> **Problem to solve**: Exact reproduction of all the data is needed.

> **Data for the task**:
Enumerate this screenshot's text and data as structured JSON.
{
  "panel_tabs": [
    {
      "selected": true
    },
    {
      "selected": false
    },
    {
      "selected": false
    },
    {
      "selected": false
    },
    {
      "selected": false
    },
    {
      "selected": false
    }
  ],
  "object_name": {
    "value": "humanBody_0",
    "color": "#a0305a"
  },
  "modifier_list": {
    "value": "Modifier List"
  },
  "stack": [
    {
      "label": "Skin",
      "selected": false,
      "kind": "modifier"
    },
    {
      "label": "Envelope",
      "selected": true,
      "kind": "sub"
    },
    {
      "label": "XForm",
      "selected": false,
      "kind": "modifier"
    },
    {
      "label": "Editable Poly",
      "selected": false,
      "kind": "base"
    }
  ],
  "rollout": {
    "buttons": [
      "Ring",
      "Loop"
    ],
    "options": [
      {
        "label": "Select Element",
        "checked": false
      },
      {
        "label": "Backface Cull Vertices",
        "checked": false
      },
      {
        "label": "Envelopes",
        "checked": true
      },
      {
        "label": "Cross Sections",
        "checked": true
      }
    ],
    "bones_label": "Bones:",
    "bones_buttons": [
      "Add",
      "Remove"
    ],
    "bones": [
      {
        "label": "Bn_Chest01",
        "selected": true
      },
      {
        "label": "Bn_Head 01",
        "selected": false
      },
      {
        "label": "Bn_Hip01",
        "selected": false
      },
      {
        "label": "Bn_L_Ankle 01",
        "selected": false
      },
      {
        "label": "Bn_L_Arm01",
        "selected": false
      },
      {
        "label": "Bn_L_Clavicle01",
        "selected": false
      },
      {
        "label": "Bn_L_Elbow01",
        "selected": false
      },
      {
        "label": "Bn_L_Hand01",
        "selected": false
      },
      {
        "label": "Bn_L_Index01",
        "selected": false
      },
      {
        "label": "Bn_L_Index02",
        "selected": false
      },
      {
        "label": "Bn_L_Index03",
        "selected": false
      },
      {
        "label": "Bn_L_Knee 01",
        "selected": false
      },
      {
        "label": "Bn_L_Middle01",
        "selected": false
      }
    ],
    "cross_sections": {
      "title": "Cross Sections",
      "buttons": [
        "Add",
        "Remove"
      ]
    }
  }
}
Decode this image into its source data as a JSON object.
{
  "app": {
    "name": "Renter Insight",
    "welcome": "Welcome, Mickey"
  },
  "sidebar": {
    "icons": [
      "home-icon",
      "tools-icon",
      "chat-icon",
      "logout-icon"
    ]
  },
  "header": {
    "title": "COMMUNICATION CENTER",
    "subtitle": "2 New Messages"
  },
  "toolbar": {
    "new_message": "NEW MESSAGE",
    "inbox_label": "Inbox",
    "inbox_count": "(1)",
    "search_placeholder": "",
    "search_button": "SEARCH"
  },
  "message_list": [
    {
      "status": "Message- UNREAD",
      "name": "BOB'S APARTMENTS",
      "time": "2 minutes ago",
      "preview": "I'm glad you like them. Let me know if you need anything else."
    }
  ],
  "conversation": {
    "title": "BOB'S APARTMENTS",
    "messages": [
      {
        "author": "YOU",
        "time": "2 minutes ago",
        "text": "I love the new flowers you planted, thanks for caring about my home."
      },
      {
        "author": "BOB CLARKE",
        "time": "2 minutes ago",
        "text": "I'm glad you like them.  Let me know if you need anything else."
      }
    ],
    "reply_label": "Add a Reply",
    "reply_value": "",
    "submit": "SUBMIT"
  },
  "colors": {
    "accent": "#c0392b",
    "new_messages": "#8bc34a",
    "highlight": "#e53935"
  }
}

> **Task result**:
Enumerate this screenshot's text and data as structured JSON.
{
  "panel_tabs": [
    {
      "selected": true
    },
    {
      "selected": false
    },
    {
      "selected": false
    },
    {
      "selected": false
    },
    {
      "selected": false
    },
    {
      "selected": false
    }
  ],
  "object_name": {
    "value": "humanBody_0",
    "color": "#a0305a"
  },
  "modifier_list": {
    "value": "Modifier List"
  },
  "stack": [
    {
      "label": "Skin",
      "selected": false,
      "kind": "modifier"
    },
    {
      "label": "Envelope",
      "selected": true,
      "kind": "sub"
    },
    {
      "label": "XForm",
      "selected": false,
      "kind": "modifier"
    },
    {
      "label": "Editable Poly",
      "selected": false,
      "kind": "base"
    }
  ],
  "rollout": {
    "buttons": [
      "Ring",
      "Loop"
    ],
    "options": [
      {
        "label": "Select Element",
        "checked": false
      },
      {
        "label": "Backface Cull Vertices",
        "checked": false
      },
      {
        "label": "Envelopes",
        "checked": true
      },
      {
        "label": "Cross Sections",
        "checked": true
      }
    ],
    "bones_label": "Bones:",
    "bones_buttons": [
      "Add",
      "Remove"
    ],
    "bones": [
      {
        "label": "Bn_Chest01",
        "selected": true
      },
      {
        "label": "Bn_Head 01",
        "selected": false
      },
      {
        "label": "Bn_Hip01",
        "selected": false
      },
      {
        "label": "Bn_L_Ankle 01",
        "selected": false
      },
      {
        "label": "Bn_L_Arm01",
        "selected": false
      },
      {
        "label": "Bn_L_Clavicle01",
        "selected": false
      },
      {
        "label": "Bn_L_Elbow01",
        "selected": false
      },
      {
        "label": "Bn_L_Hand01",
        "selected": false
      },
      {
        "label": "Bn_L_Index01",
        "selected": false
      },
      {
        "label": "Bn_L_Index02",
        "selected": false
      },
      {
        "label": "Bn_L_Index03",
        "selected": false
      },
      {
        "label": "Bn_L_Knee 01",
        "selected": false
      },
      {
        "label": "Bn_L_Middle01",
        "selected": false
      }
    ],
    "cross_sections": {
      "title": "Cross Sections",
      "buttons": [
        "Add",
        "Remove"
      ]
    }
  }
}
Decode this image into its source data as a JSON object.
{
  "app": {
    "name": "Renter Insight",
    "welcome": "Welcome, Mickey"
  },
  "sidebar": {
    "icons": [
      "home-icon",
      "tools-icon",
      "chat-icon",
      "logout-icon"
    ]
  },
  "header": {
    "title": "COMMUNICATION CENTER",
    "subtitle": "2 New Messages"
  },
  "toolbar": {
    "new_message": "NEW MESSAGE",
    "inbox_label": "Inbox",
    "inbox_count": "(1)",
    "search_placeholder": "",
    "search_button": "SEARCH"
  },
  "message_list": [
    {
      "status": "Message- UNREAD",
      "name": "BOB'S APARTMENTS",
      "time": "2 minutes ago",
      "preview": "I'm glad you like them. Let me know if you need anything else."
    }
  ],
  "conversation": {
    "title": "BOB'S APARTMENTS",
    "messages": [
      {
        "author": "YOU",
        "time": "2 minutes ago",
        "text": "I love the new flowers you planted, thanks for caring about my home."
      },
      {
        "author": "BOB CLARKE",
        "time": "2 minutes ago",
        "text": "I'm glad you like them.  Let me know if you need anything else."
      }
    ],
    "reply_label": "Add a Reply",
    "reply_value": "",
    "submit": "SUBMIT"
  },
  "colors": {
    "accent": "#c0392b",
    "new_messages": "#8bc34a",
    "highlight": "#e53935"
  }
}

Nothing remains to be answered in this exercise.